“After we gathered all the usable photos, I did line drawings of each of the buildings and made tracing patterns. Then I gave each of the quilters a baggie filled with the fabric and a copy of the drawing.” In addition to Louie, the quilters, all of whom volunteered their time, were Sandra Martin, Trish Cowperthwaite, MaryAnna Egan, Evelyn Urbom, Helen Fairbarin, Deidra Thorpe-Clark, Jane Winne, Tibbie Klose, and Gail Maury. And Louie insists, “I couldn’t have done this without Patsy.”
After the quilters finished the squares, they were stitched together and sent to Teresa Husman of Prairie House Quilts in Kansas City for machine quilting. Although she lives in the Midwest now, Husman was actually raised in Red Hook. Louie knew the quality of her work from some quilts she’d done for her sister, a long-time friend and customer of the fabric shop.
Since word of the quilt and its squares has gotten out, people have been coming out of the woodwork to tell Louie their stories. “Tibbie Klose, who quilted the Red Hook Hotel, told me about how her dad and uncle used to get into trouble whenever they came home from the Elbow Room.” The Elbow Room was the bar on the side of the Red Hook Hotel so named for the action required to transfer liquor from bar to body. And Klose wasn’t the only one who had less than savory memories of the Elbow Room. Louie said she thought of making the Elbow Room’s door a different color so it stood out. “I’m kind of sorry it’s not around anymore. It sounded like quite the hangout.”
“The one square that we get the most questions about is Maizeland, the neoclassical mansion hidden behind a brick wall on West Market Street. A lot of people don’t recognize it and ask where it is. It turns out that almost everyone knows the wall but not the building. Unfortunately, it wouldn’t have been possible to include both the wall and the building in one block. As if on cue, when the board of the historical society and I first saw the quilt, one member pointed to Maizeland and asked, “What’s Maizeland?”
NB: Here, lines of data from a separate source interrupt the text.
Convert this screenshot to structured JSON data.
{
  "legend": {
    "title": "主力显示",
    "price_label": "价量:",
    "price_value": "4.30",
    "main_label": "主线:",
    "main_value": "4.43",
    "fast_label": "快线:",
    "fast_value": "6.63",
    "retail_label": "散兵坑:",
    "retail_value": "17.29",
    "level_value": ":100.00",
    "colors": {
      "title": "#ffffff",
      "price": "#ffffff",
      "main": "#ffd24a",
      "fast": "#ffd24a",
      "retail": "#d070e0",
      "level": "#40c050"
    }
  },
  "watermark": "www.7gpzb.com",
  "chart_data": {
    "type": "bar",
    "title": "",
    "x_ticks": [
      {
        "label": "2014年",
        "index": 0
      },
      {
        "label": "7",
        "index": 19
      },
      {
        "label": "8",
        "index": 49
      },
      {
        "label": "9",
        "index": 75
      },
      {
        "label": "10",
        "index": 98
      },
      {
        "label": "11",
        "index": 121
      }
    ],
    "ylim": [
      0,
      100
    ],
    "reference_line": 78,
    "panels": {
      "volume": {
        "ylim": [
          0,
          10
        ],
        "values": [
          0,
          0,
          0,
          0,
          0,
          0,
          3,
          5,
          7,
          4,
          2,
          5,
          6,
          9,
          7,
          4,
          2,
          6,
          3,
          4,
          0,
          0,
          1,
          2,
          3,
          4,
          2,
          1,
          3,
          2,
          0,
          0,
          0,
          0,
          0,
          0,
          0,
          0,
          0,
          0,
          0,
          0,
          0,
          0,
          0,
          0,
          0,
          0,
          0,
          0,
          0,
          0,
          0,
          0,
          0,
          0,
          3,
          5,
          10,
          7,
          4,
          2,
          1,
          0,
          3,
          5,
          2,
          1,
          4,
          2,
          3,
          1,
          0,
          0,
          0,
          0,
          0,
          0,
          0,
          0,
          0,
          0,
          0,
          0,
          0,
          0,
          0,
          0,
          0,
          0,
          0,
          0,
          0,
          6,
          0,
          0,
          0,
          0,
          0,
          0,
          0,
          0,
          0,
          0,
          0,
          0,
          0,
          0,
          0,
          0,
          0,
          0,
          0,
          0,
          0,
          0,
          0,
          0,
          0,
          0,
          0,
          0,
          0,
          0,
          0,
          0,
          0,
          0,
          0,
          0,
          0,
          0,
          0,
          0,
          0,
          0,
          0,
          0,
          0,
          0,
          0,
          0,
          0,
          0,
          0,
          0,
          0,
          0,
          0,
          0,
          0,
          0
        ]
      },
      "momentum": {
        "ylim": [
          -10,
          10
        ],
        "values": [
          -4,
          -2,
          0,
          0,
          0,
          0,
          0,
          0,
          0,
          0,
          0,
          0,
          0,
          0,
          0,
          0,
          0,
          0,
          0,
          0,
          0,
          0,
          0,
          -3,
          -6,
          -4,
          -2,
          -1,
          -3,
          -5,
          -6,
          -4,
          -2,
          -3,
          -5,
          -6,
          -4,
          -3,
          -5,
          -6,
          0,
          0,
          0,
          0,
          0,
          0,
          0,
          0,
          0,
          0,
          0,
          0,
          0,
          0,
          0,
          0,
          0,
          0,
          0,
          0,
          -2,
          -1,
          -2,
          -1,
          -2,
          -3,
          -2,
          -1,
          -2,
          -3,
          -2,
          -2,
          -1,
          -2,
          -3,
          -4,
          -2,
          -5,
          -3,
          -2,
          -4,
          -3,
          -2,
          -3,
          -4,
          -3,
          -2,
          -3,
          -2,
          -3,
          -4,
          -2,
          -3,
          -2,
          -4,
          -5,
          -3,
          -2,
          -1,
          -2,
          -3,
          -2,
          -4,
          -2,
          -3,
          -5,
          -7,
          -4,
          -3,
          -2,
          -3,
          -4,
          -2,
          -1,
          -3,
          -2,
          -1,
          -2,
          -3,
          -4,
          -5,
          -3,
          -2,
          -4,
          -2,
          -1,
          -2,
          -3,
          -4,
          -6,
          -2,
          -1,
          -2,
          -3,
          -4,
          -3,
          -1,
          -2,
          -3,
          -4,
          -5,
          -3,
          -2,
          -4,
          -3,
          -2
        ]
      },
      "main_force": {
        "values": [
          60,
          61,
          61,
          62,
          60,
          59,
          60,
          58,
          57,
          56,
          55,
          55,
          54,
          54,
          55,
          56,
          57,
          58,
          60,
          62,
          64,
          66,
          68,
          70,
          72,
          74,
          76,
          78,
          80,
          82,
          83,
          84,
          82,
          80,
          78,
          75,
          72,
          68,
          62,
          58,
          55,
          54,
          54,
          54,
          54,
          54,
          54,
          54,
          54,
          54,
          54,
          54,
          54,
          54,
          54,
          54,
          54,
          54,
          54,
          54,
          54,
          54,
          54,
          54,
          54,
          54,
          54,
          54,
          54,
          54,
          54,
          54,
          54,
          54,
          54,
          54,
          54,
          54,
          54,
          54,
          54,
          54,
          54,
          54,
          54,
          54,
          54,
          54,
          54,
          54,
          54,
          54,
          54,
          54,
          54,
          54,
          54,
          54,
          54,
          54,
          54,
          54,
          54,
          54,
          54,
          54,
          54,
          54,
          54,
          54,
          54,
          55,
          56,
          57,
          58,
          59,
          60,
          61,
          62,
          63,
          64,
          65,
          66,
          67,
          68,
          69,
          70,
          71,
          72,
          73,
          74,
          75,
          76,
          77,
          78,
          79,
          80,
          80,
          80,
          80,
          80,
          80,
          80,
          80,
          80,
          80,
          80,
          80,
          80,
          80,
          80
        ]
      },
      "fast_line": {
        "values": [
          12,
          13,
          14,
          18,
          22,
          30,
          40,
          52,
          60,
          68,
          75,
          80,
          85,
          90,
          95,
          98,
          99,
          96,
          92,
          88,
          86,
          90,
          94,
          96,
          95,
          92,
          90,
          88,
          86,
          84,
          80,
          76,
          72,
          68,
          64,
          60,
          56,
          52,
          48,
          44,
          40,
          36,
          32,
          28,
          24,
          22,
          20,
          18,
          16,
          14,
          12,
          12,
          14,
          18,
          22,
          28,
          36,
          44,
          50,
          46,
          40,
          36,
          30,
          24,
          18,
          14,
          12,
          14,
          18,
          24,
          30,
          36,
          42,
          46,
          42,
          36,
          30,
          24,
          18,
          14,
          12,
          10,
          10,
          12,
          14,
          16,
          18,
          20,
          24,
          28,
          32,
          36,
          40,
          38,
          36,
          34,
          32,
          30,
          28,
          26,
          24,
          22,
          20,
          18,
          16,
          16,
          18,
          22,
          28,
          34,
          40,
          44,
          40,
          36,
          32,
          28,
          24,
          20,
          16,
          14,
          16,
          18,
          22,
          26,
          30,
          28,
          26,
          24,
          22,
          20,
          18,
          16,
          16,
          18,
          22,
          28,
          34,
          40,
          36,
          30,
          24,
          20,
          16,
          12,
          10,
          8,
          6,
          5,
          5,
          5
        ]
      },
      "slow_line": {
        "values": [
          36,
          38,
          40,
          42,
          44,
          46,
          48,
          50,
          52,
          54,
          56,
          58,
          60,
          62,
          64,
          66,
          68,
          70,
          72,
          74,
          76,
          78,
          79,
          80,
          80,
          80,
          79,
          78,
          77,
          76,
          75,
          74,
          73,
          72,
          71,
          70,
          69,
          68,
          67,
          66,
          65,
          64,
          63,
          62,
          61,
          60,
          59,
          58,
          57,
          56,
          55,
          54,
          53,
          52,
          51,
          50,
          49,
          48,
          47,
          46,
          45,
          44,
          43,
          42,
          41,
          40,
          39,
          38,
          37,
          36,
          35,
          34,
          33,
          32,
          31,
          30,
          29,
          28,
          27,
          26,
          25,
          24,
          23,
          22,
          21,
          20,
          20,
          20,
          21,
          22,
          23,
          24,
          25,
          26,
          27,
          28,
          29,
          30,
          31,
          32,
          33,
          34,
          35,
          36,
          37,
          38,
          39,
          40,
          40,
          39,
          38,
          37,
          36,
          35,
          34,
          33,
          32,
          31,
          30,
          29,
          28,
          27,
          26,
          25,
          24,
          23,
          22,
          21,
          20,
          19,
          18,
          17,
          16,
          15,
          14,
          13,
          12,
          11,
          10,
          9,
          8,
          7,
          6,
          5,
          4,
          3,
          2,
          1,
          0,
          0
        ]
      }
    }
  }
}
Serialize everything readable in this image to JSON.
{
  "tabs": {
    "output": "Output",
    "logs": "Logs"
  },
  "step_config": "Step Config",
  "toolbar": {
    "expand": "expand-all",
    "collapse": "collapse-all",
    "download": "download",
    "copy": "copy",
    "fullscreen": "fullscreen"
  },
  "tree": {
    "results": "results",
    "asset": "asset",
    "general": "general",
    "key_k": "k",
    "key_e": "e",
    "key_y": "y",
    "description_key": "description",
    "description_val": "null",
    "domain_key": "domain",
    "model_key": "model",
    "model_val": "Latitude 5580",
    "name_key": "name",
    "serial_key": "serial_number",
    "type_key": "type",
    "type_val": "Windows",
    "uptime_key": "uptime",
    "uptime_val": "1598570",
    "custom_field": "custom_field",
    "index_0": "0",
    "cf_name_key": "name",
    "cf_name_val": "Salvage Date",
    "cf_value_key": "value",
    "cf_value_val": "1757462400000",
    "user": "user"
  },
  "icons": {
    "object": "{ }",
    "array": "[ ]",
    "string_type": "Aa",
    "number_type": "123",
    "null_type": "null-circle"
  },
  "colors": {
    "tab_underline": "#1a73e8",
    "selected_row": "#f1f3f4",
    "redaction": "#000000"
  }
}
The quilt, with its stitched rays radiating from the seal and exquisite fully dimensional representations of Red Hook’s historic buildings and history, is truly a work of art. I shouldn’t be surprised. Louie has a lifelong passion for textiles. She learned to sew from one of her grandmothers and wrote her Master’s Thesis on Dyes and Pigments of the Middle Ages. In 1990, she made a baby quilt for one of her friends which got her hooked on quilting. In addition to selling fabrics and notions, and offering workshops on everything from Hand-stitching to Therapy Sewing, Louie has a gallery that features selections from her own collection on antique and contemporary quilts.
Fortunately, given all the work involved, Louie really enjoyed the project. “It has been a really interesting project for me,” she said. “I’ve learned a lot. I’m not a native of Red Hook and although I’ve lived here for about 15 years, it was nice to learn more about my community.”
After its unveiling on Apple Blossom Day, the official kick-off for the bicentennial celebration, the Bicentennial Quilt will be showcased at several bicentennial events. Once the celebration ends, the quilt will be on permanent display at the Red Hook Town Hall. To paraphrase Jon Stewart referring to The Book of Mormon, “if aliens come thousands of years from now and the bicentennial quilt is the only record of our celebration, I will be absolutely satisfied with that.”